8. World Health Organization. Early child development: a powerful equalizer. 2007. [cited 2017 Jun 10]. Available from: http://www.who.int/maternal_child_adolescent/documents/ecd_final_m30/en/.

9. Campbell F, Conti G, Heckman JJ, Moon SH, Pinto R, Pungello E, et al. Early childhood investments substantially boost adult health. Science 2014;343(6178):1478-1485.

10. D’Onise K, Lynch JW, McDermott RA. Does an early childhood intervention affect cardiometabolic risk in adulthood? Evidence from a longitudinal study of preschool attendance in South Australia. Public Health 2012;126(8):682-689.

11. D’Onise K, Lynch JW, Sawyer MG, McDermott RA. Can preschool improve child health outcomes? A systematic review. Soc Sci Med 2010;70(9):1423-1440.

12. Muennig P. Can universal pre-kindergarten programs improve population health and longevity? Mechanisms, evidence, and policy implications. Soc Sci Med 2015;127: 116-123.

13. Phang H, Kim G. Change and inheritance: the structure and process of social status achievement in Korea. Korean J Sociol 2001;35(3):1-30 (Korean).

14. Kim M, Chung W, Lim S, Yoon S, Lee J, Kim E, et al. Socioeconomic inequity in self-rated health status and contribution of health behavioral factors in Korea. J Prev Med Public Health 2010;43(1):50-61 (Korean).

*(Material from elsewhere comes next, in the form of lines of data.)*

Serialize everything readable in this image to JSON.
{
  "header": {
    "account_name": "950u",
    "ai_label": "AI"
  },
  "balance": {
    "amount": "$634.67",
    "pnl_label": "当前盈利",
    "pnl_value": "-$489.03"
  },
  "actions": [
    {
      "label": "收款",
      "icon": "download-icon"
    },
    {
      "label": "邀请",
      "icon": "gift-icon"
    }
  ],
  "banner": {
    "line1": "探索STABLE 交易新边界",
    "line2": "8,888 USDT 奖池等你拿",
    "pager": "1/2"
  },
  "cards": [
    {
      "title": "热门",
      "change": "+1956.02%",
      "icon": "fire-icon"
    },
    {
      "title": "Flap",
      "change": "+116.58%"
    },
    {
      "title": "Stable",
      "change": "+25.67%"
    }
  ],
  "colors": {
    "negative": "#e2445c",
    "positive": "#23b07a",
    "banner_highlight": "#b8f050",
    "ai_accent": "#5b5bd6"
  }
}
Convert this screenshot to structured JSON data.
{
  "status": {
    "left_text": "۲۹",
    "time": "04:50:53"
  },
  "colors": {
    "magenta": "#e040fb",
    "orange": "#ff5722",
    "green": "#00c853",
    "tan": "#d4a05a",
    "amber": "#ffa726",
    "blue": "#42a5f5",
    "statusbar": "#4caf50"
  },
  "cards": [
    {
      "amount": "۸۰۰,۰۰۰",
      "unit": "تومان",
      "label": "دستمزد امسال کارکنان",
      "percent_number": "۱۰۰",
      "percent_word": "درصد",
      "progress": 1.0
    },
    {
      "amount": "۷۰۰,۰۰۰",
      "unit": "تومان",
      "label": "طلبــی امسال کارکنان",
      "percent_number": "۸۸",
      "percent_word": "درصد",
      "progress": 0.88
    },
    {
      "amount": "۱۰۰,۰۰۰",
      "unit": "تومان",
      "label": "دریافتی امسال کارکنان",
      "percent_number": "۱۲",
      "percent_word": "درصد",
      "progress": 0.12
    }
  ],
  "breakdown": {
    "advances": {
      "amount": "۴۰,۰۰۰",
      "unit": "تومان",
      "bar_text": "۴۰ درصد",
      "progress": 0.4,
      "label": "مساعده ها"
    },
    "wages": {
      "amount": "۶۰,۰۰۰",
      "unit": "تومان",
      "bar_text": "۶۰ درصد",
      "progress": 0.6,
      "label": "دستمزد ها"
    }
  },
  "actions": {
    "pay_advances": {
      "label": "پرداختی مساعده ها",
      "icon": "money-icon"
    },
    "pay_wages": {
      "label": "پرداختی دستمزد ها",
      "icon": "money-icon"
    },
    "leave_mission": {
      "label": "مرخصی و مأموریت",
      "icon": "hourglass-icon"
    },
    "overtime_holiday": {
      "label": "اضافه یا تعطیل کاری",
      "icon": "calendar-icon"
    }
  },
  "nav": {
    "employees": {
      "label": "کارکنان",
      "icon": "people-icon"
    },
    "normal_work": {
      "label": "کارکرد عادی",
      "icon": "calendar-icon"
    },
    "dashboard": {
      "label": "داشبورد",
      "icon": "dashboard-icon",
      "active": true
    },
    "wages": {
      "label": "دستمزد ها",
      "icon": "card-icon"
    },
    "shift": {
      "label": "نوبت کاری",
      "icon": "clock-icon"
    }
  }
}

15. Khang YH. Relationship between childhood socio-economic position and mortality risk in adult males of the Korea Labour and Income Panel Study (KLIPS). Public Health 2006;120(8):724-731.

16. Korea Labor Institute. Korean Labor & Income Panel Study (KLIPS). [cited 2016 Sep 6]. Available from: https://www.kli.re.kr/klips/contents.do?key=137 (Korean).

17. Richardson DB, Kinlaw AC, MacLehose RF, Cole SR. Standardized binomial models for risk or prevalence ratios and differences. Int J Epidemiol 2015;44(5):1660-1672.

18. Galobardes B, Lynch JW, Smith GD. Is the association between childhood socioeconomic circumstances and cause-specific mortality established? Update of a systematic review. J Epidemiol Community Health 2008;62(5):387-390.

19. Woo NH, Kim YM, Shin ES. Early private learning. Korean J Child Stud 2009;30(6):249-265 (Korean).

20. Baek HJ, Kim HS, Woo NH. A study on the behavioral problems of preschoolers who experienced early supplementary education. Korea J Child Care Educ 2005;43: 23-43 (Korean).

21. Kauhanen L, Lakka HM, Lynch JW, Kauhanen J. Social disadvantages in childhood and risk of all-cause death and cardiovascular disease in later life: a comparison of historical and retrospective childhood information. Int J Epidemiol 2006;35(4):962-968.

22. Galobardes B, Lynch JW, Davey Smith G. Childhood socioeconomic circumstances and cause-specific mortality in adulthood: systematic review and interpretation. Epidemiol Rev 2004;26: 7-21.

TOOLS
Full text via DOI
CrossRef TDM
Supplement1
Supplement2
E-Mail
Print
Share:
METRICS
 0 Crossref
 0 Scopus
 3,496 View